Records from a data source:
◆ ◆ ◆ ◆ ◆ ◆ ◆
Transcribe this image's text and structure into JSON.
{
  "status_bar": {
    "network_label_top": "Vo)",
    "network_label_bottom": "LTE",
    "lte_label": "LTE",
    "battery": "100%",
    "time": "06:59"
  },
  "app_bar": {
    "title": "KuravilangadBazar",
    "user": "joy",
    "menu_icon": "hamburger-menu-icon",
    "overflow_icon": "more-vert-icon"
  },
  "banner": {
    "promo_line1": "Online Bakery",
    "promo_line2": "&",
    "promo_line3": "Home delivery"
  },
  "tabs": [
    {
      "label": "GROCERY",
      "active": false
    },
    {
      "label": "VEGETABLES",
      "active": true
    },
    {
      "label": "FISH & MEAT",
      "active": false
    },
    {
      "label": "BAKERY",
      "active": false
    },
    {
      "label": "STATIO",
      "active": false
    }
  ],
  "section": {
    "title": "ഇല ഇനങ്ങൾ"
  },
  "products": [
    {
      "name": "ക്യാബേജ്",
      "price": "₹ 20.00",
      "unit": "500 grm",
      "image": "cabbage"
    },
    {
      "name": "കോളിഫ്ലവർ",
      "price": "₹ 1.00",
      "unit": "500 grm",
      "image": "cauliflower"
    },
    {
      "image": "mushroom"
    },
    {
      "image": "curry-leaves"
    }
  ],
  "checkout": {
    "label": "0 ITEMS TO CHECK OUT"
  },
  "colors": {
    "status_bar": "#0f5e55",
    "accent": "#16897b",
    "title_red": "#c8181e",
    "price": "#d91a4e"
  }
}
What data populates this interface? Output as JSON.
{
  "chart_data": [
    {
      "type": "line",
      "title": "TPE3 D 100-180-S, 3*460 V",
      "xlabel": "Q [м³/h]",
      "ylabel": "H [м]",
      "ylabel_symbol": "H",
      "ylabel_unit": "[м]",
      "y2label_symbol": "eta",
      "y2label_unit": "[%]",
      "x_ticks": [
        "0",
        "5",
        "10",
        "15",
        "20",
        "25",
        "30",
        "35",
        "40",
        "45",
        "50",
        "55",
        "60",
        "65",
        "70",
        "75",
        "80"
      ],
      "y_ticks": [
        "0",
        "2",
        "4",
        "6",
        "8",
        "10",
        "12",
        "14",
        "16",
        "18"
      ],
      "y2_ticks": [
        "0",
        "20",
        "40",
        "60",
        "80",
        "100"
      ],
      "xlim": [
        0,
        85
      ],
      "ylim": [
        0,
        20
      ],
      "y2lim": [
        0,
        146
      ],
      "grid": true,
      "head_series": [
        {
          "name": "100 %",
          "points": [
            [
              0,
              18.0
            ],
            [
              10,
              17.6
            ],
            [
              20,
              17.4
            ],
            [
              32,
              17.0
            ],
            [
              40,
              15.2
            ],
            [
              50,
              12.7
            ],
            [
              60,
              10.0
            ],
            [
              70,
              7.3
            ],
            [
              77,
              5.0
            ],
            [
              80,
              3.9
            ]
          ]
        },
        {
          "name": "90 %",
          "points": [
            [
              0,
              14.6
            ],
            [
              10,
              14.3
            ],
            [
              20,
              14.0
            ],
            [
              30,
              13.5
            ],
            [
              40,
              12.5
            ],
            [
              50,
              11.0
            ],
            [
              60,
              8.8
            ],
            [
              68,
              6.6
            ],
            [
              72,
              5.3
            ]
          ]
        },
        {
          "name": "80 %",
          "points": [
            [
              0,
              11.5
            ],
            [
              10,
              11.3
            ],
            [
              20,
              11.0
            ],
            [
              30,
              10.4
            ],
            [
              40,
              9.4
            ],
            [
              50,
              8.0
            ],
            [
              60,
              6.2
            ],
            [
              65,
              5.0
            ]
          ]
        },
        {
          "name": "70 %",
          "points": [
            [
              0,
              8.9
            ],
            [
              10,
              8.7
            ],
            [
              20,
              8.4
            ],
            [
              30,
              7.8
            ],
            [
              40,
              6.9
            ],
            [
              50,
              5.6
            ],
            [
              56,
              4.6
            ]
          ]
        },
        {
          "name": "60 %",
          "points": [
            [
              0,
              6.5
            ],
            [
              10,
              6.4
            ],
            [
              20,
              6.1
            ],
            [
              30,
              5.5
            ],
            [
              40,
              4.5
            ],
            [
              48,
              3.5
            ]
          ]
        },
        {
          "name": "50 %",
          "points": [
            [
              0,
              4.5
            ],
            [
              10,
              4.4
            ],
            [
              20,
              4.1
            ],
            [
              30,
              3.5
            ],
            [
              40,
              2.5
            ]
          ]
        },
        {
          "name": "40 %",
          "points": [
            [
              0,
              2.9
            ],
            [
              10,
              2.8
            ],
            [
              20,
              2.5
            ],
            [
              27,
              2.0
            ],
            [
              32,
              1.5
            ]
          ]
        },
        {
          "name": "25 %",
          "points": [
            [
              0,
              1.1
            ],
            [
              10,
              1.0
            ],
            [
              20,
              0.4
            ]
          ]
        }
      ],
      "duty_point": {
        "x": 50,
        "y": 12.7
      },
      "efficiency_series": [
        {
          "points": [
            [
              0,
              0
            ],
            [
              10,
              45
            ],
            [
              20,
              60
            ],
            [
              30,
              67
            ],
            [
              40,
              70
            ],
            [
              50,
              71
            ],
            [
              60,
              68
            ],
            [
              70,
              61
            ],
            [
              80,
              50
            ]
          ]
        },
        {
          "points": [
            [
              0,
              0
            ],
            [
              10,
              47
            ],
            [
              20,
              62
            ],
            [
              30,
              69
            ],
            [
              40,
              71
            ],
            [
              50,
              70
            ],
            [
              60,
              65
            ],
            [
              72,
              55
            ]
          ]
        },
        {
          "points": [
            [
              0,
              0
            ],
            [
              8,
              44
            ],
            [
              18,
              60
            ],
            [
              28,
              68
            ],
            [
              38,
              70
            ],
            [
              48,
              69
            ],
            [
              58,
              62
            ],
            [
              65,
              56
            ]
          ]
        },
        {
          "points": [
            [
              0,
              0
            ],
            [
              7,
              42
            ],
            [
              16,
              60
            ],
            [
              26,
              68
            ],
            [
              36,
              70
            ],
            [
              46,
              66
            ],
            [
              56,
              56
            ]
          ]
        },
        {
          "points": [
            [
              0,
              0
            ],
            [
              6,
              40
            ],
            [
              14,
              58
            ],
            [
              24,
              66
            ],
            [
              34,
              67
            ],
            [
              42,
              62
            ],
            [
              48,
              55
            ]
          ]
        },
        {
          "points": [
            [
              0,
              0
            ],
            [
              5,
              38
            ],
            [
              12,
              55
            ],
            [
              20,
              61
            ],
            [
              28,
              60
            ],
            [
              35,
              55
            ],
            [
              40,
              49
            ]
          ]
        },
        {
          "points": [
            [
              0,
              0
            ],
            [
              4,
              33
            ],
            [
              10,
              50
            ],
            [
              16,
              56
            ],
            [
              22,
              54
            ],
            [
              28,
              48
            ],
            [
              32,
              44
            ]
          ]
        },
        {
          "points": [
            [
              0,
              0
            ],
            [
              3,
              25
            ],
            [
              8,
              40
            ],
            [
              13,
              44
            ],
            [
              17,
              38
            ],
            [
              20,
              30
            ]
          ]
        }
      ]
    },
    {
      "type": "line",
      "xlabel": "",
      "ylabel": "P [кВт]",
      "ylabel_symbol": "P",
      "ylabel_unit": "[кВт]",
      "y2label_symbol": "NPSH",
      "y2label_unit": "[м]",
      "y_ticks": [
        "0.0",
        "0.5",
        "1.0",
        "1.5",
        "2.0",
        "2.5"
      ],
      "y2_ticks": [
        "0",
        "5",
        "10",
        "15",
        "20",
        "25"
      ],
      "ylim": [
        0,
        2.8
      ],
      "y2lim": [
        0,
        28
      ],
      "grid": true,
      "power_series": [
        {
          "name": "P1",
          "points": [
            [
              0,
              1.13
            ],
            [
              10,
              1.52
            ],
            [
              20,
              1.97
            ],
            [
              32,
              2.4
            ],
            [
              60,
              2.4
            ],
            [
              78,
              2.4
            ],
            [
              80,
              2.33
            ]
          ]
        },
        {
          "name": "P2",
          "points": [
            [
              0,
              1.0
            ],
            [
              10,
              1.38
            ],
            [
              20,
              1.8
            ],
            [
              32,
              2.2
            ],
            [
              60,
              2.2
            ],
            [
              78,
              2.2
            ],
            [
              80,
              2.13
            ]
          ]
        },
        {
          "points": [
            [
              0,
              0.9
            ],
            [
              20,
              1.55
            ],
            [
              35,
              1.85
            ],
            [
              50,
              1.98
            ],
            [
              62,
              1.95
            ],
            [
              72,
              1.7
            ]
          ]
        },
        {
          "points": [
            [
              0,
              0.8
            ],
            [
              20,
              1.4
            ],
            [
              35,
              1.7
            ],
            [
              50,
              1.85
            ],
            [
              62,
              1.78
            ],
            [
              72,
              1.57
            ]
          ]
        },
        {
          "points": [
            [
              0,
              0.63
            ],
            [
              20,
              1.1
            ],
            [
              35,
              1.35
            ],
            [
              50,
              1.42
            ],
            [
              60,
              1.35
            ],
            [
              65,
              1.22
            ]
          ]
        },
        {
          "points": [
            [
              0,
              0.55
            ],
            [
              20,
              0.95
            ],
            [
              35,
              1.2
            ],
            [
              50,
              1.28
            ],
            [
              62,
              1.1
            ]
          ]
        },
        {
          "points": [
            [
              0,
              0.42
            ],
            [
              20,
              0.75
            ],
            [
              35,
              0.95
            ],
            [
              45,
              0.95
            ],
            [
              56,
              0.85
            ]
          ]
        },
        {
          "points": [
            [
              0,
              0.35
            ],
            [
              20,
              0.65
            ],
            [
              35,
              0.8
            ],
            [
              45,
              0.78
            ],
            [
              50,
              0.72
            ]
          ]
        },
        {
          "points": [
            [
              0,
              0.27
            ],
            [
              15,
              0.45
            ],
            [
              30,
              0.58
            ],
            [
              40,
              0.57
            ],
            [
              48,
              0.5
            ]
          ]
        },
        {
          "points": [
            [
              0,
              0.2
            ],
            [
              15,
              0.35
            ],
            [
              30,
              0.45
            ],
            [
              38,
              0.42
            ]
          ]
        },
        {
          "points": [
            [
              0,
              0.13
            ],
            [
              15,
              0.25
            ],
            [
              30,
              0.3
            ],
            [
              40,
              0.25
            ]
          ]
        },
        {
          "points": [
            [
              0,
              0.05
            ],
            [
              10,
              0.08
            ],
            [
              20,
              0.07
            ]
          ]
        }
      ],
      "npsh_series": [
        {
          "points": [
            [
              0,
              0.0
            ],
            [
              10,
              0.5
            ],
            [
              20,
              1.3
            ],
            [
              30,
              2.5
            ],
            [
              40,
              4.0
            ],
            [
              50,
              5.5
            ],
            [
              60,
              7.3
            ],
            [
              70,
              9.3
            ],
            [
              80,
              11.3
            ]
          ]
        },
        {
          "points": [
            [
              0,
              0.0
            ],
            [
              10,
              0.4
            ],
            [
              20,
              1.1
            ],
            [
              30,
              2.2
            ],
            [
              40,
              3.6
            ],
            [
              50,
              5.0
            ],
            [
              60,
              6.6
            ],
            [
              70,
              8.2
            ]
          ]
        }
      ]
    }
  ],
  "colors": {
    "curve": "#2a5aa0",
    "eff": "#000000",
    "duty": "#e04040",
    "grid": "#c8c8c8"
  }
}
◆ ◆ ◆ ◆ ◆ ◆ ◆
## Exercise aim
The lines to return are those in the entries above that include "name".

## Solution below
      "name": "ക്യാബേജ്",
      "name": "കോളിഫ്ലവർ",
          "name": "100 %",
          "name": "90 %",
          "name": "80 %",
          "name": "70 %",
          "name": "60 %",
          "name": "50 %",
          "name": "40 %",
          "name": "25 %",
          "name": "P1",
          "name": "P2",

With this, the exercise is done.